▶ _What is needed_
Each entry below is to be duplicated precisely.

▶ _Extracted records_
○ ○ ○ ○ ○

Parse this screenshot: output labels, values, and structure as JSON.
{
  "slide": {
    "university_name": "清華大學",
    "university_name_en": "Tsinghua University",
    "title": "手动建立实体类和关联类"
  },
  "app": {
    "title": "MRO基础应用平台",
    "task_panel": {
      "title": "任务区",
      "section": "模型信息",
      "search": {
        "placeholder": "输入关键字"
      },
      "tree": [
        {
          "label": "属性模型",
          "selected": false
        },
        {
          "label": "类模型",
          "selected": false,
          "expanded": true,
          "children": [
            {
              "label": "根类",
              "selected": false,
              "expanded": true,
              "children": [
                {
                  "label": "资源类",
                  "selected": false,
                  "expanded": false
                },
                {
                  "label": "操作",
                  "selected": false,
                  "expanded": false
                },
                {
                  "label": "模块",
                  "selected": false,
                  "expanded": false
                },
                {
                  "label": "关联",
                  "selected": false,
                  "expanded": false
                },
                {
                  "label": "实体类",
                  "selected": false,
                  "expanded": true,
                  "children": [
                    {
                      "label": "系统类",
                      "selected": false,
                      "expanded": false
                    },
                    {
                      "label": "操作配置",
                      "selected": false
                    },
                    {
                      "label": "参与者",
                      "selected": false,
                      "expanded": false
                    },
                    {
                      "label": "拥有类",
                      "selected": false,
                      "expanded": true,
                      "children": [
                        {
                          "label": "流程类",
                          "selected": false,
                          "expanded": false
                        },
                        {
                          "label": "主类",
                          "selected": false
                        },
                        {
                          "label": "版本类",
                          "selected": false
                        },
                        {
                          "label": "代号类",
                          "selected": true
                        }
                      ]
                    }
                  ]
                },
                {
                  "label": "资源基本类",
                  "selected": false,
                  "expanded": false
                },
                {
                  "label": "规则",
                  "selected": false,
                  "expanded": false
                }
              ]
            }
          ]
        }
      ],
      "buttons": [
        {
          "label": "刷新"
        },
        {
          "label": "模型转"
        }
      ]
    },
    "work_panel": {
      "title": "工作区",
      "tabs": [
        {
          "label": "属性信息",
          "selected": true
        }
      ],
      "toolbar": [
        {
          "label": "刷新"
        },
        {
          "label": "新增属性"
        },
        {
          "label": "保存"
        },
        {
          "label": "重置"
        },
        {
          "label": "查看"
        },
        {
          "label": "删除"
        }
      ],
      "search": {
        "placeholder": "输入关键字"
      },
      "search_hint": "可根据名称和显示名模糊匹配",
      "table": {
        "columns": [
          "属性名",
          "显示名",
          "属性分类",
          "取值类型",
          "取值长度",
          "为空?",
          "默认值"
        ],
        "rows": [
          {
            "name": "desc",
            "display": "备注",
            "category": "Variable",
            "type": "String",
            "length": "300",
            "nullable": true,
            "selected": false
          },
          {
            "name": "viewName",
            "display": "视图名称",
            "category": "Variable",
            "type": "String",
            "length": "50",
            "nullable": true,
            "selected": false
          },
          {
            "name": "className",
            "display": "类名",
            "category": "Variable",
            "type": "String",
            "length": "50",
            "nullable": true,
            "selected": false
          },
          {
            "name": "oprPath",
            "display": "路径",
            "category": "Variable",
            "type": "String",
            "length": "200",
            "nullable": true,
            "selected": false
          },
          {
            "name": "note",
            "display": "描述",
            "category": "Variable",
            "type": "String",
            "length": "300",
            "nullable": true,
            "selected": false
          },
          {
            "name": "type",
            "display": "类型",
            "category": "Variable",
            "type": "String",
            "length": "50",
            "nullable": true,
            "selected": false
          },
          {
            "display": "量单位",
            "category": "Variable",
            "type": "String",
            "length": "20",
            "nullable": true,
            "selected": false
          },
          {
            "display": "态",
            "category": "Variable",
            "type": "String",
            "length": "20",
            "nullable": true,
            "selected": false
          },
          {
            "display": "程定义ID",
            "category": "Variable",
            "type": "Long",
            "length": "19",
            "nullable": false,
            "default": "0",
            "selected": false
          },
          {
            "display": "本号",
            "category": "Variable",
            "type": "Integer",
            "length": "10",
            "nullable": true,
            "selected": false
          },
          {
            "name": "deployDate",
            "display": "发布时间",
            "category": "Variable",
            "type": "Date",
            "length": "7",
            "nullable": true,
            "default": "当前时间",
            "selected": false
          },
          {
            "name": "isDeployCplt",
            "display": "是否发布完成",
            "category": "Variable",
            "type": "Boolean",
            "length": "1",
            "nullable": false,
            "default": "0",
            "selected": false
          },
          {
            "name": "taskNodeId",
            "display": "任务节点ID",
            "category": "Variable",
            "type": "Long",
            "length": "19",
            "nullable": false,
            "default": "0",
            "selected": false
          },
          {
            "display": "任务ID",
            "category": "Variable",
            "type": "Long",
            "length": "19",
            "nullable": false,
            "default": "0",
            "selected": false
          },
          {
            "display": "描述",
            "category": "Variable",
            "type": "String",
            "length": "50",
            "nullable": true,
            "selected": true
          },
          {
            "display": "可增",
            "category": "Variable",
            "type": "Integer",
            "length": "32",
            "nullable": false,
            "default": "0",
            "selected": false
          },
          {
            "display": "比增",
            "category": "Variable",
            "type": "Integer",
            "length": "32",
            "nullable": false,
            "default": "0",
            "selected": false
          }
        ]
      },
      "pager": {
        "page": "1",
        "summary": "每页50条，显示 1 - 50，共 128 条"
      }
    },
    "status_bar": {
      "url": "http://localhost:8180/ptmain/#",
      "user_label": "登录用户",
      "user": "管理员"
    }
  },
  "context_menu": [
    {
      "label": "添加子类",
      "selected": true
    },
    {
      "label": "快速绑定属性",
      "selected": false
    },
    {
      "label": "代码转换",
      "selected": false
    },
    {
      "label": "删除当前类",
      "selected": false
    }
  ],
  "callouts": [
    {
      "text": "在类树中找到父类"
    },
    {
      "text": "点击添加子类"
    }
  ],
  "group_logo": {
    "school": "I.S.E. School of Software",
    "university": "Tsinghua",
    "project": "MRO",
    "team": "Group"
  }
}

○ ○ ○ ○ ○

▶ _Answer area_
Parse this screenshot: output labels, values, and structure as JSON.
{
  "slide": {
    "university_name": "清華大學",
    "university_name_en": "Tsinghua University",
    "title": "手动建立实体类和关联类"
  },
  "app": {
    "title": "MRO基础应用平台",
    "task_panel": {
      "title": "任务区",
      "section": "模型信息",
      "search": {
        "placeholder": "输入关键字"
      },
      "tree": [
        {
          "label": "属性模型",
          "selected": false
        },
        {
          "label": "类模型",
          "selected": false,
          "expanded": true,
          "children": [
            {
              "label": "根类",
              "selected": false,
              "expanded": true,
              "children": [
                {
                  "label": "资源类",
                  "selected": false,
                  "expanded": false
                },
                {
                  "label": "操作",
                  "selected": false,
                  "expanded": false
                },
                {
                  "label": "模块",
                  "selected": false,
                  "expanded": false
                },
                {
                  "label": "关联",
                  "selected": false,
                  "expanded": false
                },
                {
                  "label": "实体类",
                  "selected": false,
                  "expanded": true,
                  "children": [
                    {
                      "label": "系统类",
                      "selected": false,
                      "expanded": false
                    },
                    {
                      "label": "操作配置",
                      "selected": false
                    },
                    {
                      "label": "参与者",
                      "selected": false,
                      "expanded": false
                    },
                    {
                      "label": "拥有类",
                      "selected": false,
                      "expanded": true,
                      "children": [
                        {
                          "label": "流程类",
                          "selected": false,
                          "expanded": false
                        },
                        {
                          "label": "主类",
                          "selected": false
                        },
                        {
                          "label": "版本类",
                          "selected": false
                        },
                        {
                          "label": "代号类",
                          "selected": true
                        }
                      ]
                    }
                  ]
                },
                {
                  "label": "资源基本类",
                  "selected": false,
                  "expanded": false
                },
                {
                  "label": "规则",
                  "selected": false,
                  "expanded": false
                }
              ]
            }
          ]
        }
      ],
      "buttons": [
        {
          "label": "刷新"
        },
        {
          "label": "模型转"
        }
      ]
    },
    "work_panel": {
      "title": "工作区",
      "tabs": [
        {
          "label": "属性信息",
          "selected": true
        }
      ],
      "toolbar": [
        {
          "label": "刷新"
        },
        {
          "label": "新增属性"
        },
        {
          "label": "保存"
        },
        {
          "label": "重置"
        },
        {
          "label": "查看"
        },
        {
          "label": "删除"
        }
      ],
      "search": {
        "placeholder": "输入关键字"
      },
      "search_hint": "可根据名称和显示名模糊匹配",
      "table": {
        "columns": [
          "属性名",
          "显示名",
          "属性分类",
          "取值类型",
          "取值长度",
          "为空?",
          "默认值"
        ],
        "rows": [
          {
            "name": "desc",
            "display": "备注",
            "category": "Variable",
            "type": "String",
            "length": "300",
            "nullable": true,
            "selected": false
          },
          {
            "name": "viewName",
            "display": "视图名称",
            "category": "Variable",
            "type": "String",
            "length": "50",
            "nullable": true,
            "selected": false
          },
          {
            "name": "className",
            "display": "类名",
            "category": "Variable",
            "type": "String",
            "length": "50",
            "nullable": true,
            "selected": false
          },
          {
            "name": "oprPath",
            "display": "路径",
            "category": "Variable",
            "type": "String",
            "length": "200",
            "nullable": true,
            "selected": false
          },
          {
            "name": "note",
            "display": "描述",
            "category": "Variable",
            "type": "String",
            "length": "300",
            "nullable": true,
            "selected": false
          },
          {
            "name": "type",
            "display": "类型",
            "category": "Variable",
            "type": "String",
            "length": "50",
            "nullable": true,
            "selected": false
          },
          {
            "display": "量单位",
            "category": "Variable",
            "type": "String",
            "length": "20",
            "nullable": true,
            "selected": false
          },
          {
            "display": "态",
            "category": "Variable",
            "type": "String",
            "length": "20",
            "nullable": true,
            "selected": false
          },
          {
            "display": "程定义ID",
            "category": "Variable",
            "type": "Long",
            "length": "19",
            "nullable": false,
            "default": "0",
            "selected": false
          },
          {
            "display": "本号",
            "category": "Variable",
            "type": "Integer",
            "length": "10",
            "nullable": true,
            "selected": false
          },
          {
            "name": "deployDate",
            "display": "发布时间",
            "category": "Variable",
            "type": "Date",
            "length": "7",
            "nullable": true,
            "default": "当前时间",
            "selected": false
          },
          {
            "name": "isDeployCplt",
            "display": "是否发布完成",
            "category": "Variable",
            "type": "Boolean",
            "length": "1",
            "nullable": false,
            "default": "0",
            "selected": false
          },
          {
            "name": "taskNodeId",
            "display": "任务节点ID",
            "category": "Variable",
            "type": "Long",
            "length": "19",
            "nullable": false,
            "default": "0",
            "selected": false
          },
          {
            "display": "任务ID",
            "category": "Variable",
            "type": "Long",
            "length": "19",
            "nullable": false,
            "default": "0",
            "selected": false
          },
          {
            "display": "描述",
            "category": "Variable",
            "type": "String",
            "length": "50",
            "nullable": true,
            "selected": true
          },
          {
            "display": "可增",
            "category": "Variable",
            "type": "Integer",
            "length": "32",
            "nullable": false,
            "default": "0",
            "selected": false
          },
          {
            "display": "比增",
            "category": "Variable",
            "type": "Integer",
            "length": "32",
            "nullable": false,
            "default": "0",
            "selected": false
          }
        ]
      },
      "pager": {
        "page": "1",
        "summary": "每页50条，显示 1 - 50，共 128 条"
      }
    },
    "status_bar": {
      "url": "http://localhost:8180/ptmain/#",
      "user_label": "登录用户",
      "user": "管理员"
    }
  },
  "context_menu": [
    {
      "label": "添加子类",
      "selected": true
    },
    {
      "label": "快速绑定属性",
      "selected": false
    },
    {
      "label": "代码转换",
      "selected": false
    },
    {
      "label": "删除当前类",
      "selected": false
    }
  ],
  "callouts": [
    {
      "text": "在类树中找到父类"
    },
    {
      "text": "点击添加子类"
    }
  ],
  "group_logo": {
    "school": "I.S.E. School of Software",
    "university": "Tsinghua",
    "project": "MRO",
    "team": "Group"
  }
}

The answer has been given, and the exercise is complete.